- by Jessica Donnel
WASHINGTON, DC - The Organic Trade Association (OTA) has collaborated with the U.S. Department of Agriculture (USDA) on its top ten priorities to help increase the integrity of the organic market. As the USDA continues to shape its upcoming National Organic Program (NOP) rules for spring 2019, the OTA submitted its comments, feedback, and priorities, which included such topics as organic fraud and organic certification. NOP’s called these new rules “Strengthening Organic Enforcement,” and also said the finished product will be “one of the largest pieces of single rulemaking in the history of NOP.”
"The USDA, organic certifiers, and organic businesses all have a shared role in protecting the integrity of the Organic seal, and our members have stepped up to be a part of the solution," said Laura Batcha, CEO and Executive Director of the Organic Trade Association. "Today's organic market is a global market, and fraud anywhere in the global chain impacts all of us. The integrity of organic is the lifeblood of the organic industry, and we are committed to preserving and strengthening the trust in organic held by consumers all over the world."
The OTA urged the NOP to take "timely action" on its list of ten priorities, saying that each issue is "extremely important" to increase organic integrity. According to a press release, OTA’s list of identified areas was created with input from a member task force formed earlier this year with the following goals:
- Engaging early with the NOP
- Answer a set of enforcement related questions that NOP distributed to the organic industry
- Help craft a fair and effective final rule that will protect organic trade and the USDA Organic label
In total, OTA’s top ten enforcement priorities are as follows:

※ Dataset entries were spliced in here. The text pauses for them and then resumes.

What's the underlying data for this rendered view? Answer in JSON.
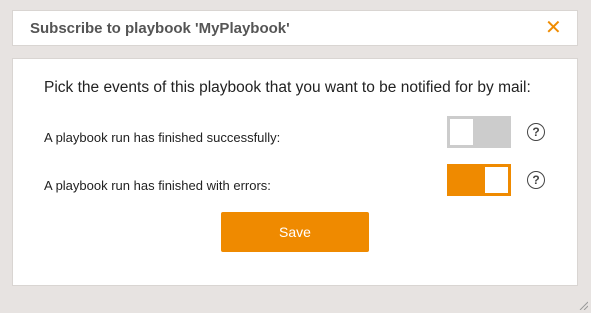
{
  "dialog": {
    "title": "Subscribe to playbook 'MyPlaybook'",
    "close_glyph": "✕",
    "prompt": "Pick the events of this playbook that you want to be notified for by mail:",
    "events": [
      {
        "label": "A playbook run has finished successfully:",
        "enabled": false,
        "help_glyph": "?"
      },
      {
        "label": "A playbook run has finished with errors:",
        "enabled": true,
        "help_glyph": "?"
      }
    ],
    "save_label": "Save"
  },
  "colors": {
    "accent": "#ef8a00",
    "toggle_off": "#cccccc",
    "background": "#e7e3e1"
  },
  "icons": {
    "close": "close-icon",
    "help": "help-circle-icon",
    "resize": "resize-grip-icon"
  }
}
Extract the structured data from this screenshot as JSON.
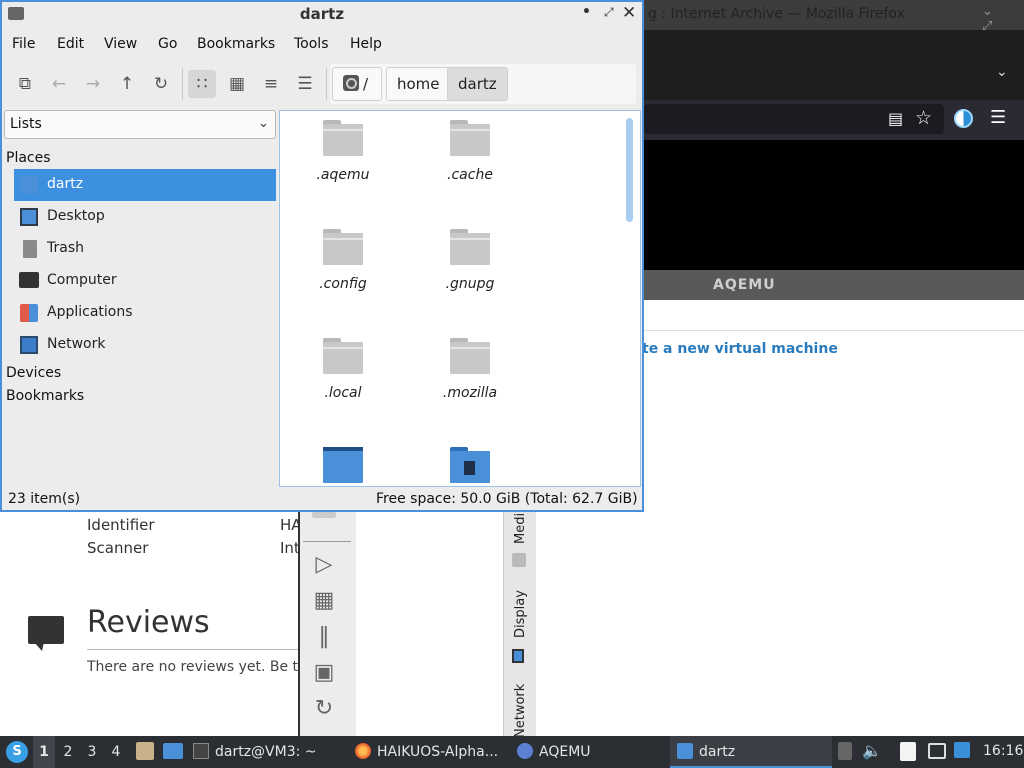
{
  "firefox": {
    "title": "g : Internet Archive — Mozilla Firefox",
    "window_controls": "⌄ ⤢ ✕",
    "aqemu_bar_label": "AQEMU",
    "create_vm_link": "te a new virtual machine",
    "metadata": [
      {
        "label": "Identifier",
        "value": "HA"
      },
      {
        "label": "Scanner",
        "value": "Int"
      }
    ],
    "reviews_title": "Reviews",
    "reviews_empty": "There are no reviews yet. Be the fi"
  },
  "aqemu": {
    "vertical_tabs": [
      "Medi",
      "Display",
      "Network"
    ]
  },
  "file_manager": {
    "title": "dartz",
    "menu": [
      "File",
      "Edit",
      "View",
      "Go",
      "Bookmarks",
      "Tools",
      "Help"
    ],
    "breadcrumbs": [
      "/",
      "home",
      "dartz"
    ],
    "side_pane_mode": "Lists",
    "places_header": "Places",
    "places": [
      {
        "label": "dartz",
        "icon": "home-folder-icon",
        "selected": true
      },
      {
        "label": "Desktop",
        "icon": "desktop-icon",
        "selected": false
      },
      {
        "label": "Trash",
        "icon": "trash-icon",
        "selected": false
      },
      {
        "label": "Computer",
        "icon": "computer-icon",
        "selected": false
      },
      {
        "label": "Applications",
        "icon": "applications-icon",
        "selected": false
      },
      {
        "label": "Network",
        "icon": "network-icon",
        "selected": false
      }
    ],
    "devices_header": "Devices",
    "bookmarks_header": "Bookmarks",
    "files": [
      {
        "name": ".aqemu",
        "icon": "folder-icon"
      },
      {
        "name": ".cache",
        "icon": "folder-icon"
      },
      {
        "name": ".config",
        "icon": "folder-icon"
      },
      {
        "name": ".gnupg",
        "icon": "folder-icon"
      },
      {
        "name": ".local",
        "icon": "folder-icon"
      },
      {
        "name": ".mozilla",
        "icon": "folder-icon"
      },
      {
        "name": "",
        "icon": "desktop-folder-icon"
      },
      {
        "name": "",
        "icon": "documents-folder-icon"
      }
    ],
    "status_items": "23 item(s)",
    "status_space": "Free space: 50.0 GiB (Total: 62.7 GiB)"
  },
  "taskbar": {
    "start_label": "S",
    "workspaces": [
      "1",
      "2",
      "3",
      "4"
    ],
    "active_workspace": "1",
    "tasks": [
      {
        "label": "dartz@VM3: ~",
        "icon": "terminal-icon"
      },
      {
        "label": "HAIKUOS-Alpha...",
        "icon": "firefox-icon"
      },
      {
        "label": "AQEMU",
        "icon": "aqemu-icon"
      },
      {
        "label": "dartz",
        "icon": "folder-icon",
        "active": true
      }
    ],
    "clock": "16:16"
  },
  "colors": {
    "selection": "#3d8fe0",
    "window_border": "#4a90d9",
    "taskbar": "#2b2e33",
    "link": "#2a7bbd"
  }
}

Require certification of each producer, handler, and handling operation in the organic supply chain with very limited exceptions.
Organic Integrity Database:

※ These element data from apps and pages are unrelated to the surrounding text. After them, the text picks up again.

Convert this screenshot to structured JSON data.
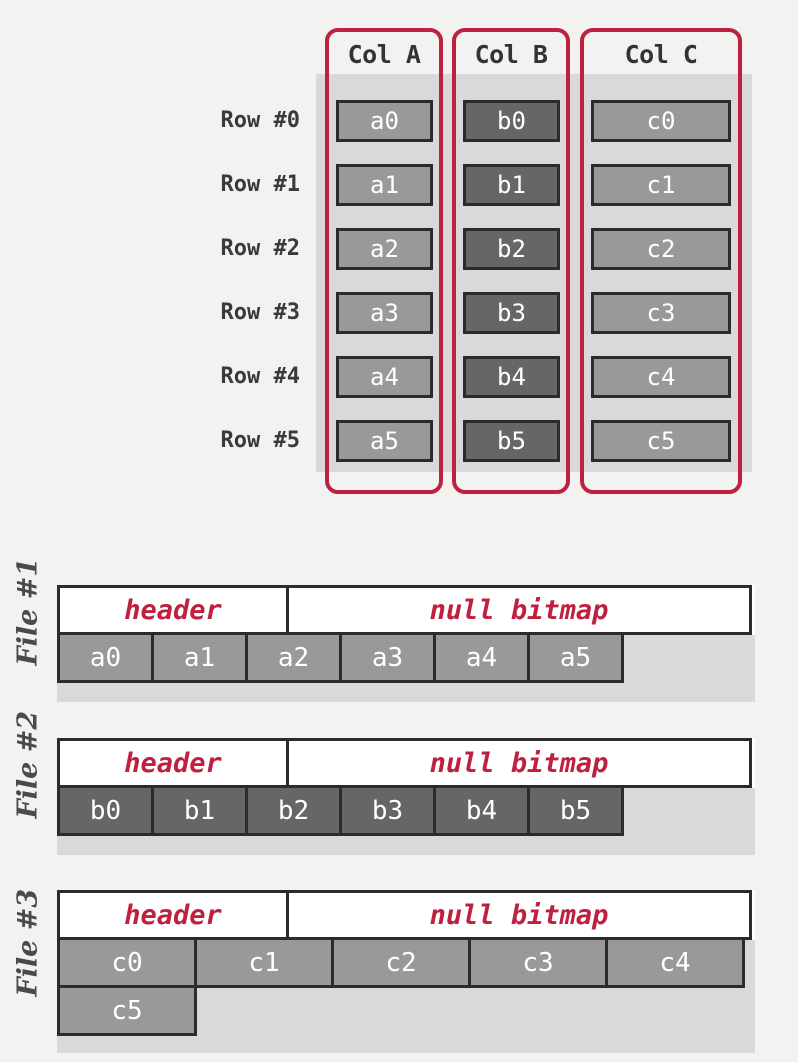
{
  "table": {
    "columns": [
      {
        "label": "Col A",
        "key": "a",
        "shade": "light"
      },
      {
        "label": "Col B",
        "key": "b",
        "shade": "dark"
      },
      {
        "label": "Col C",
        "key": "c",
        "shade": "light"
      }
    ],
    "row_labels": [
      "Row #0",
      "Row #1",
      "Row #2",
      "Row #3",
      "Row #4",
      "Row #5"
    ],
    "cells": {
      "a": [
        "a0",
        "a1",
        "a2",
        "a3",
        "a4",
        "a5"
      ],
      "b": [
        "b0",
        "b1",
        "b2",
        "b3",
        "b4",
        "b5"
      ],
      "c": [
        "c0",
        "c1",
        "c2",
        "c3",
        "c4",
        "c5"
      ]
    }
  },
  "files": [
    {
      "label": "File #1",
      "header_left": "header",
      "header_right": "null bitmap",
      "values_row1": [
        "a0",
        "a1",
        "a2",
        "a3",
        "a4",
        "a5"
      ],
      "values_row2": []
    },
    {
      "label": "File #2",
      "header_left": "header",
      "header_right": "null bitmap",
      "values_row1": [
        "b0",
        "b1",
        "b2",
        "b3",
        "b4",
        "b5"
      ],
      "values_row2": []
    },
    {
      "label": "File #3",
      "header_left": "header",
      "header_right": "null bitmap",
      "values_row1": [
        "c0",
        "c1",
        "c2",
        "c3",
        "c4"
      ],
      "values_row2": [
        "c5"
      ]
    }
  ],
  "colors": {
    "accent_red": "#bf2040",
    "page_bg": "#f2f2f0",
    "band_bg": "#d9d9d9",
    "cell_light": "#999999",
    "cell_dark": "#666666",
    "border": "#2b2b2b"
  }
}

Require at least annual reporting to the Organic Integrity Database from accredited organic certifiers on aggregate organic production area by crop and location.
Complaint & Alert System:

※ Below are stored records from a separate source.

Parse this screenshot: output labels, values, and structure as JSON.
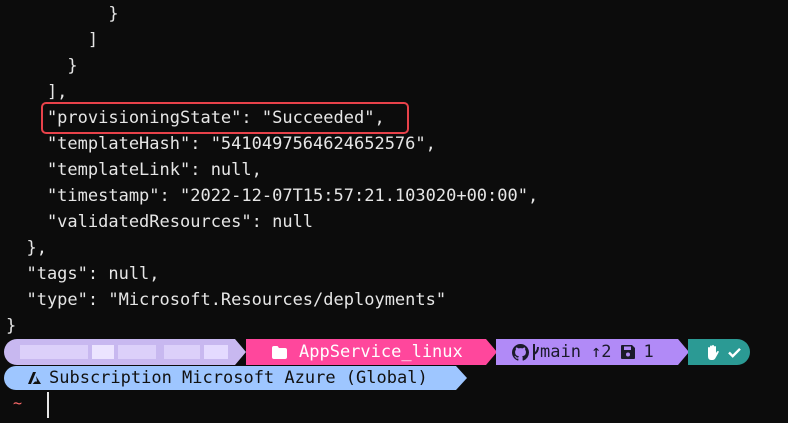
{
  "code_lines": [
    "          }",
    "        ]",
    "      }",
    "    ],",
    "    \"provisioningState\": \"Succeeded\",",
    "    \"templateHash\": \"5410497564624652576\",",
    "    \"templateLink\": null,",
    "    \"timestamp\": \"2022-12-07T15:57:21.103020+00:00\",",
    "    \"validatedResources\": null",
    "  },",
    "  \"tags\": null,",
    "  \"type\": \"Microsoft.Resources/deployments\"",
    "}"
  ],
  "prompt": {
    "path": "AppService_linux",
    "git_branch": "main",
    "git_ahead": "↑2",
    "git_stash_count": "1",
    "subscription": "Subscription Microsoft Azure (Global)",
    "home_symbol": "~"
  },
  "colors": {
    "highlight_box": "#e8424a",
    "path_segment": "#ff479c",
    "git_segment": "#b18af7",
    "status_segment": "#2b9a94",
    "subscription_segment": "#9ec6ff",
    "user_segment": "#c8b8f0"
  },
  "icons": {
    "path": "folder-icon",
    "git": "github-icon",
    "branch": "branch-icon",
    "stash": "save-icon",
    "status_hand": "hand-icon",
    "status_ok": "check-icon",
    "subscription": "azure-icon"
  }
}
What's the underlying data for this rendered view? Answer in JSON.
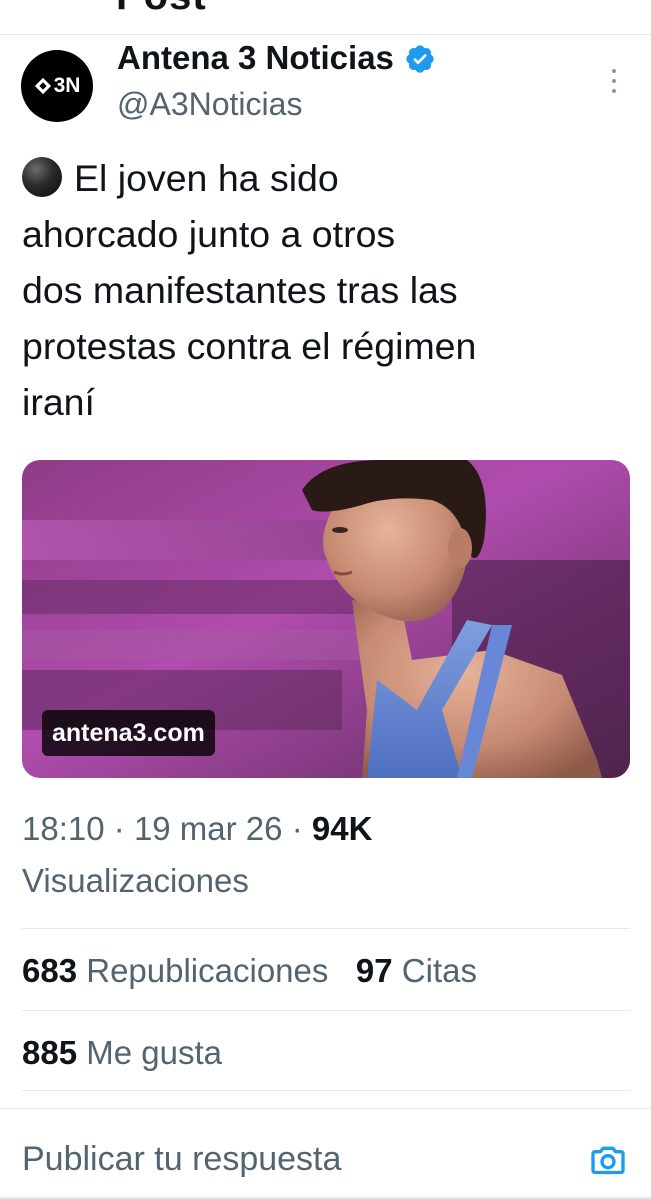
{
  "header": {
    "title": "Post"
  },
  "post": {
    "author": {
      "avatar_text": "3N",
      "name": "Antena 3 Noticias",
      "handle": "@A3Noticias",
      "verified_icon": "verified-badge-icon"
    },
    "text_lines": [
      "El joven ha sido",
      "ahorcado junto a otros",
      "dos manifestantes tras las",
      "protestas contra el régimen",
      "iraní"
    ],
    "media": {
      "domain": "antena3.com"
    },
    "time": "18:10",
    "date": "19 mar 26",
    "views_count": "94K",
    "views_label": "Visualizaciones",
    "separator": "·",
    "stats": {
      "reposts_count": "683",
      "reposts_label": "Republicaciones",
      "quotes_count": "97",
      "quotes_label": "Citas",
      "likes_count": "885",
      "likes_label": "Me gusta"
    }
  },
  "reply": {
    "placeholder": "Publicar tu respuesta",
    "camera_icon": "camera-icon"
  },
  "colors": {
    "text_primary": "#0f1419",
    "text_secondary": "#536471",
    "verified_blue": "#1d9bf0",
    "divider": "#e6e9ec"
  }
}
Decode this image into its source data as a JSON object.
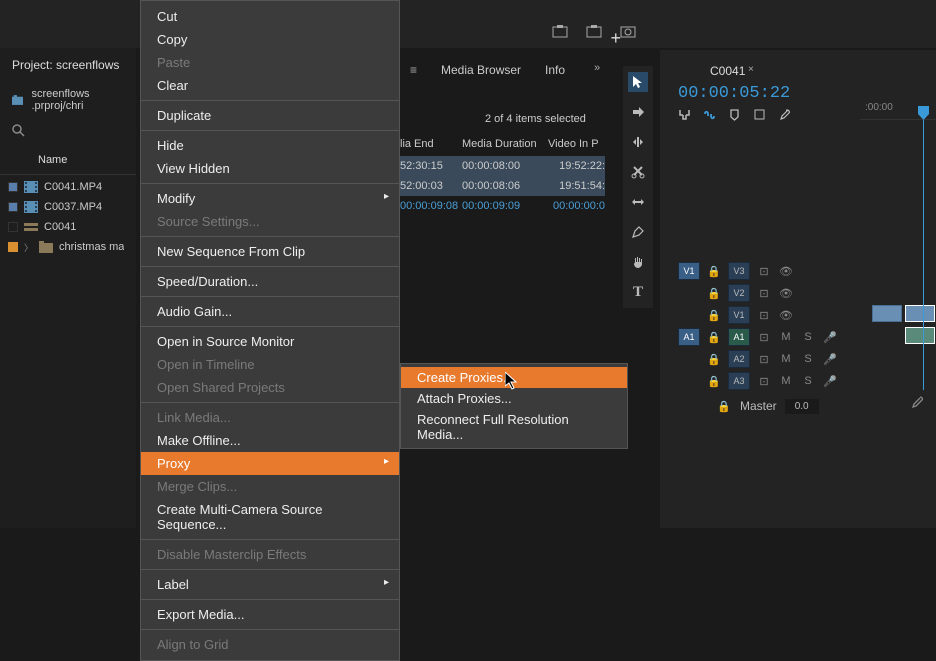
{
  "project": {
    "title": "Project: screenflows",
    "filename": "screenflows .prproj/chri",
    "name_col": "Name",
    "items": [
      {
        "checked": true,
        "label": "orange",
        "filename": "C0041.MP4"
      },
      {
        "checked": true,
        "label": "orange",
        "filename": "C0037.MP4"
      },
      {
        "checked": false,
        "label": "orange",
        "filename": "C0041",
        "is_sequence": true
      },
      {
        "checked": false,
        "label": "orange",
        "filename": "christmas ma",
        "is_bin": true
      }
    ]
  },
  "context_menu": {
    "items": [
      {
        "label": "Cut"
      },
      {
        "label": "Copy"
      },
      {
        "label": "Paste",
        "disabled": true
      },
      {
        "label": "Clear"
      },
      {
        "sep": true
      },
      {
        "label": "Duplicate"
      },
      {
        "sep": true
      },
      {
        "label": "Hide"
      },
      {
        "label": "View Hidden"
      },
      {
        "sep": true
      },
      {
        "label": "Modify",
        "submenu": true
      },
      {
        "label": "Source Settings...",
        "disabled": true
      },
      {
        "sep": true
      },
      {
        "label": "New Sequence From Clip"
      },
      {
        "sep": true
      },
      {
        "label": "Speed/Duration..."
      },
      {
        "sep": true
      },
      {
        "label": "Audio Gain..."
      },
      {
        "sep": true
      },
      {
        "label": "Open in Source Monitor"
      },
      {
        "label": "Open in Timeline",
        "disabled": true
      },
      {
        "label": "Open Shared Projects",
        "disabled": true
      },
      {
        "sep": true
      },
      {
        "label": "Link Media...",
        "disabled": true
      },
      {
        "label": "Make Offline..."
      },
      {
        "label": "Proxy",
        "submenu": true,
        "highlight": true
      },
      {
        "label": "Merge Clips...",
        "disabled": true
      },
      {
        "label": "Create Multi-Camera Source Sequence..."
      },
      {
        "sep": true
      },
      {
        "label": "Disable Masterclip Effects",
        "disabled": true
      },
      {
        "sep": true
      },
      {
        "label": "Label",
        "submenu": true
      },
      {
        "sep": true
      },
      {
        "label": "Export Media..."
      },
      {
        "sep": true
      },
      {
        "label": "Align to Grid",
        "disabled": true
      }
    ],
    "proxy_submenu": [
      {
        "label": "Create Proxies...",
        "highlight": true
      },
      {
        "label": "Attach Proxies..."
      },
      {
        "label": "Reconnect Full Resolution Media..."
      }
    ]
  },
  "media_panel": {
    "tabs": {
      "browser": "Media Browser",
      "info": "Info"
    },
    "selection_text": "2 of 4 items selected",
    "columns": {
      "end": "lia End",
      "duration": "Media Duration",
      "video_in": "Video In P"
    },
    "rows": [
      {
        "end": "52:30:15",
        "duration": "00:00:08:00",
        "video_in": "19:52:22:",
        "selected": true
      },
      {
        "end": "52:00:03",
        "duration": "00:00:08:06",
        "video_in": "19:51:54:",
        "selected": true
      },
      {
        "end": "00:00:09:08",
        "duration": "00:00:09:09",
        "video_in": "00:00:00:0",
        "selected": false,
        "blue": true
      }
    ]
  },
  "timeline": {
    "tab_name": "C0041",
    "timecode": "00:00:05:22",
    "ruler_time": ":00:00",
    "tracks": {
      "video": [
        {
          "src": "V1",
          "name": "V3"
        },
        {
          "src": "",
          "name": "V2"
        },
        {
          "src": "",
          "name": "V1"
        }
      ],
      "audio": [
        {
          "src": "A1",
          "name": "A1"
        },
        {
          "src": "",
          "name": "A2"
        },
        {
          "src": "",
          "name": "A3"
        }
      ],
      "master_label": "Master",
      "master_value": "0.0"
    }
  }
}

Upgrade the process to prioritize complaints, improve the National Organic Program complaint system, and develop a public alert system.
Boost organic identification requirements to include in documentation with certified products and with all non-retail containers and packaging containing organic.
Update the NOP’s Guidance on Residue Testing and increase required use of testing for imports and other high-risk products and/or regions.
Formally respond to the National Organic Standards Board Recommendations and conduct rulemaking to ensure consistent oversight and enforcement of group operations.
Inspector and Certifier Oversight (including Satellite Offices):
Develop more robust auditing of Accredited Certifying Agencies including annual audits of satellite offices domestically as well as in foreign countries.
Equivalency and Recognition Arrangements:
Prioritize oversight and data transparency in arrangements, improve communications with the trade partner, and do appropriate follow-up.
Inspectors (Qualifications, Training and Field Evaluations):
Improve qualifications and training of inspectors to detect fraud, and set minimum requirements for qualifications/training.
Put in place a system that collects more data, including tracing the original product to its origin, and improve online access to electronic import certificate system.
In addition to its top ten priority areas, the OTA also provided guidance on five other key areas in organics where improvements are needed. To read the full comments, click here. And as more information on the USDA and NOP’s rules are released, AndNowUKnow will keep you updated.